*Assigned task*. The entries are to be given back verbatim; no picture is to be copied.

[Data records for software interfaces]
□ □ □ □ □
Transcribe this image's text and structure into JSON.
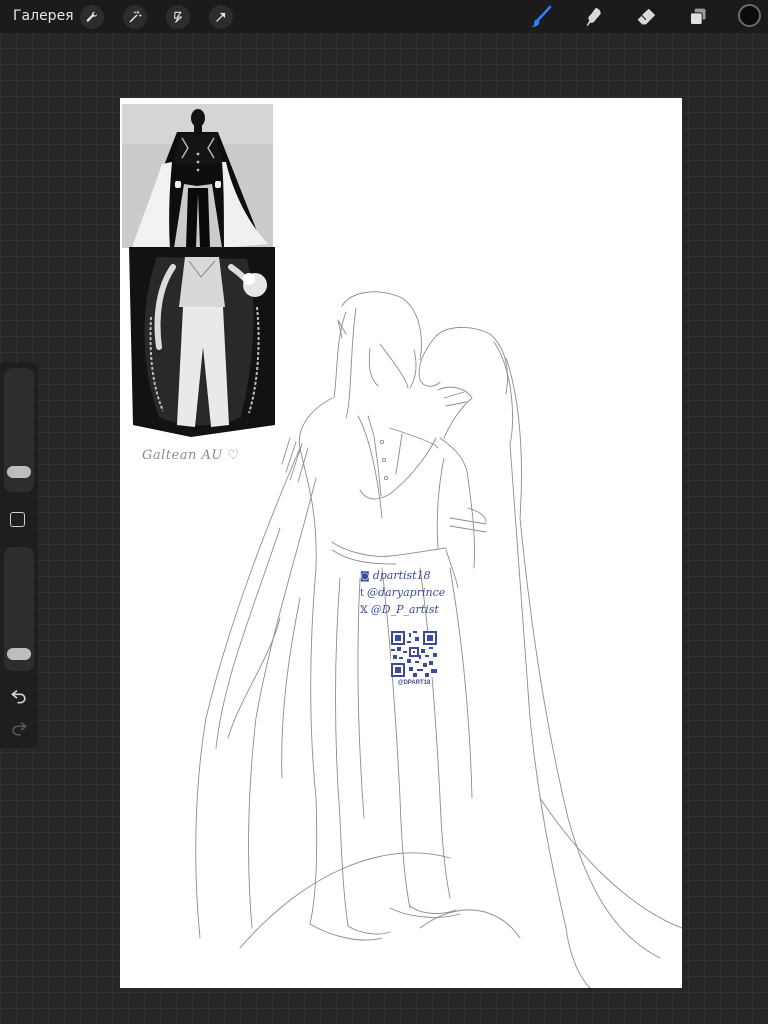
{
  "topbar": {
    "gallery_label": "Галерея",
    "left_tools": [
      "wrench-icon",
      "magic-wand-icon",
      "selection-icon",
      "transform-arrow-icon"
    ],
    "right_tools": [
      "brush-icon",
      "smudge-icon",
      "eraser-icon",
      "layers-icon"
    ],
    "active_tool": "brush-icon",
    "active_color": "#0b0b0b",
    "accent": "#2f7fff"
  },
  "sidebar": {
    "brush_size": 0.08,
    "brush_opacity": 0.05,
    "undo_icon": "undo-icon",
    "redo_icon": "redo-icon"
  },
  "canvas": {
    "signature": "Galtean AU ♡",
    "socials": [
      {
        "icon": "◙",
        "handle": "dpartist18"
      },
      {
        "icon": "t",
        "handle": "@daryaprince"
      },
      {
        "icon": "𝕏",
        "handle": "@D_P_artist"
      }
    ],
    "qr_caption": "@DPART18",
    "ink_color": "#3b4a9a"
  }
}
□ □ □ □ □
*Output*.
Transcribe this image's text and structure into JSON.
{
  "topbar": {
    "gallery_label": "Галерея",
    "left_tools": [
      "wrench-icon",
      "magic-wand-icon",
      "selection-icon",
      "transform-arrow-icon"
    ],
    "right_tools": [
      "brush-icon",
      "smudge-icon",
      "eraser-icon",
      "layers-icon"
    ],
    "active_tool": "brush-icon",
    "active_color": "#0b0b0b",
    "accent": "#2f7fff"
  },
  "sidebar": {
    "brush_size": 0.08,
    "brush_opacity": 0.05,
    "undo_icon": "undo-icon",
    "redo_icon": "redo-icon"
  },
  "canvas": {
    "signature": "Galtean AU ♡",
    "socials": [
      {
        "icon": "◙",
        "handle": "dpartist18"
      },
      {
        "icon": "t",
        "handle": "@daryaprince"
      },
      {
        "icon": "𝕏",
        "handle": "@D_P_artist"
      }
    ],
    "qr_caption": "@DPART18",
    "ink_color": "#3b4a9a"
  }
}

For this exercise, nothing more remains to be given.